Net Neutrality also means ISPs can’t block content from certain providers and websites. When a company like Comcast is both an ISP and as owner of NBC, a content provider, what is to stop them from throttling your bandwidth when you watch ABC or CBS? Net Neutrality.

ISPs feel the extra revenue earned from charging content providers for an Internet “fast lane” will allow them to expand their networks. Taxpayers through subsidies have also contributed billions to telecommunications companies to upgrade their networks. In fact, AT&T threatened to stop its investment in fiber optic network expansion if Net Neutrality rules are ultimately upheld; something met with derision from industry watchers.

Is the Internet an Information Service or a Telecommunications Service?

Another major issue in the Net Neutrality kerfuffle is whether the Internet is classified as an information service or a more regulated telecommunications service. The fact that the Internet was reclassified as an information service by the FCC in 2002, led to Verizon’s successful challenge of Net Neutrality rules. The FCC chair who made that original classification is now a cable industry lobbyist; the current FCC chair, nominated by President Obama, used to be a cable industry lobbyist.

Net Neutrality proponents obviously want the Internet reclassified as a telecommunications service. They feel this extra regulation will allow the principles of Net Neutrality to once again to guide the concept of a free Internet. Considering that many of you only have one or two options when choosing a local ISP, regulation may be ultimately necessary to prevent monopoly abuse.

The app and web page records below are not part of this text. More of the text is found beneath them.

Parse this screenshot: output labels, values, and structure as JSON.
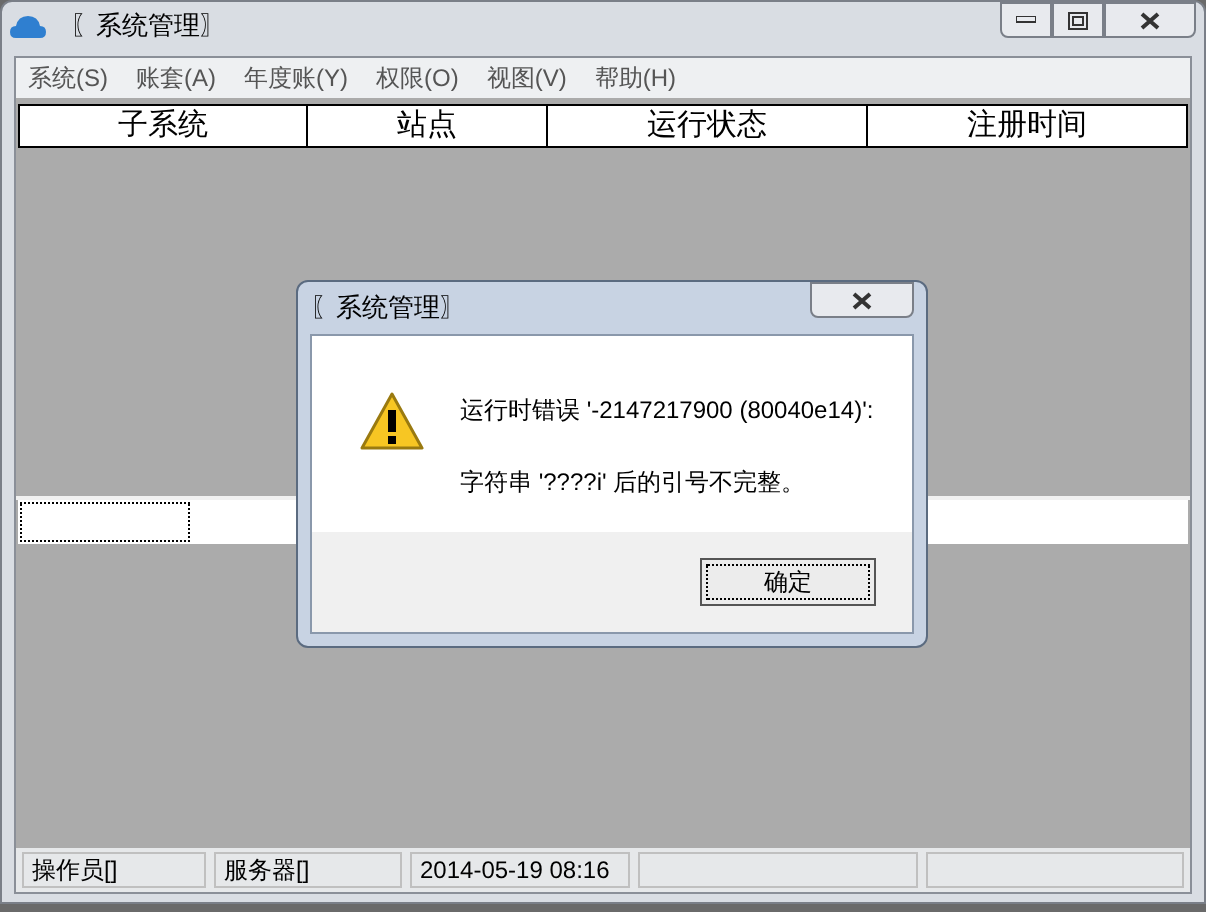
{
  "window": {
    "title": "〖系统管理〗"
  },
  "menu": [
    {
      "label": "系统(S)"
    },
    {
      "label": "账套(A)"
    },
    {
      "label": "年度账(Y)"
    },
    {
      "label": "权限(O)"
    },
    {
      "label": "视图(V)"
    },
    {
      "label": "帮助(H)"
    }
  ],
  "table": {
    "columns": [
      "子系统",
      "站点",
      "运行状态",
      "注册时间"
    ]
  },
  "dialog": {
    "title": "〖系统管理〗",
    "message_lines": [
      "运行时错误 '-2147217900 (80040e14)':",
      "字符串 '????i' 后的引号不完整。"
    ],
    "button": "确定"
  },
  "status_bar": [
    "操作员[]",
    "服务器[]",
    "2014-05-19 08:16"
  ]
}
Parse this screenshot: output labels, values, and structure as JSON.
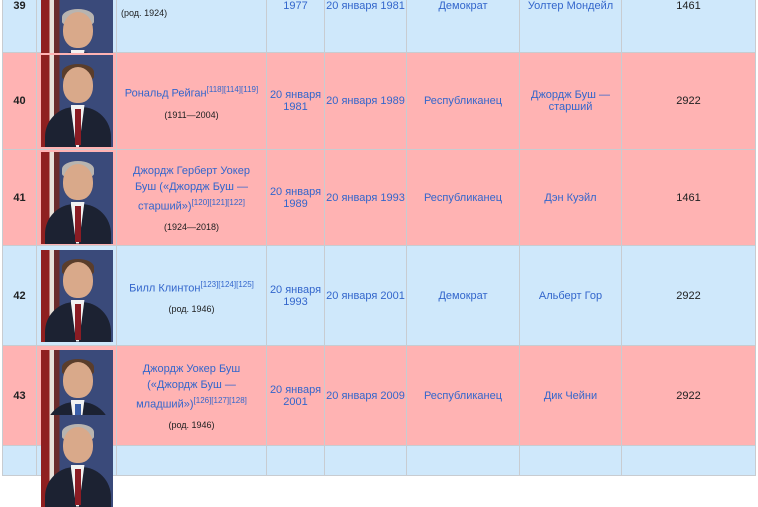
{
  "rows": [
    {
      "number": "39",
      "party_class": "dem",
      "name": "",
      "refs": "",
      "years": "(род. 1924)",
      "start": "1977",
      "end": "20 января 1981",
      "party": "Демократ",
      "vp": "Уолтер Мондейл",
      "days": "1461",
      "portrait_icon": "portrait-photo"
    },
    {
      "number": "40",
      "party_class": "rep",
      "name": "Рональд Рейган",
      "refs": "[118][114][119]",
      "years": "(1911—2004)",
      "start": "20 января 1981",
      "end": "20 января 1989",
      "party": "Республиканец",
      "vp": "Джордж Буш — старший",
      "days": "2922",
      "portrait_icon": "portrait-photo"
    },
    {
      "number": "41",
      "party_class": "rep",
      "name": "Джордж Герберт Уокер Буш («Джордж Буш — старший»)",
      "refs": "[120][121][122]",
      "years": "(1924—2018)",
      "start": "20 января 1989",
      "end": "20 января 1993",
      "party": "Республиканец",
      "vp": "Дэн Куэйл",
      "days": "1461",
      "portrait_icon": "portrait-photo"
    },
    {
      "number": "42",
      "party_class": "dem",
      "name": "Билл Клинтон",
      "refs": "[123][124][125]",
      "years": "(род. 1946)",
      "start": "20 января 1993",
      "end": "20 января 2001",
      "party": "Демократ",
      "vp": "Альберт Гор",
      "days": "2922",
      "portrait_icon": "portrait-photo"
    },
    {
      "number": "43",
      "party_class": "rep",
      "name": "Джордж Уокер Буш («Джордж Буш — младший»)",
      "refs": "[126][127][128]",
      "years": "(род. 1946)",
      "start": "20 января 2001",
      "end": "20 января 2009",
      "party": "Республиканец",
      "vp": "Дик Чейни",
      "days": "2922",
      "portrait_icon": "portrait-photo"
    },
    {
      "number": "",
      "party_class": "dem",
      "name": "",
      "refs": "",
      "years": "",
      "start": "",
      "end": "",
      "party": "",
      "vp": "",
      "days": "",
      "portrait_icon": "portrait-photo"
    }
  ]
}
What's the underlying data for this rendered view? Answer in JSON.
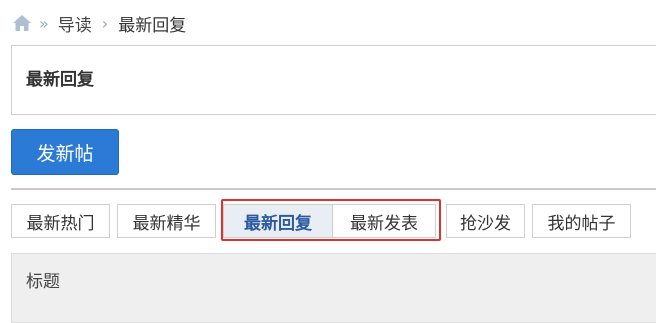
{
  "breadcrumb": {
    "home_icon": "home-icon",
    "separator_1": "»",
    "link": "导读",
    "separator_2": "›",
    "current": "最新回复"
  },
  "page_title": "最新回复",
  "post_button_label": "发新帖",
  "tabs": [
    {
      "label": "最新热门",
      "active": false
    },
    {
      "label": "最新精华",
      "active": false
    },
    {
      "label": "最新回复",
      "active": true
    },
    {
      "label": "最新发表",
      "active": false
    },
    {
      "label": "抢沙发",
      "active": false
    },
    {
      "label": "我的帖子",
      "active": false
    }
  ],
  "table_header": {
    "title_label": "标题"
  },
  "colors": {
    "accent": "#2a7ad6",
    "highlight_box": "#e0312f",
    "active_tab_bg": "#e9eef5"
  }
}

So how does all this banter and brouhaha affect your daily broadband and Internet speed? If telecommunications companies are successful in instituting an Internet fast lane for video traffic, expect your Netflix subscription to increase by $5 – 10 per month, especially with Ultra HD becoming more popular. The specter of ISPs blocking content from other competing entities is another issue that may have to be solved separately from the Internet “fast lane” issue depending on how the politics play out over the next few years.

Stay tuned.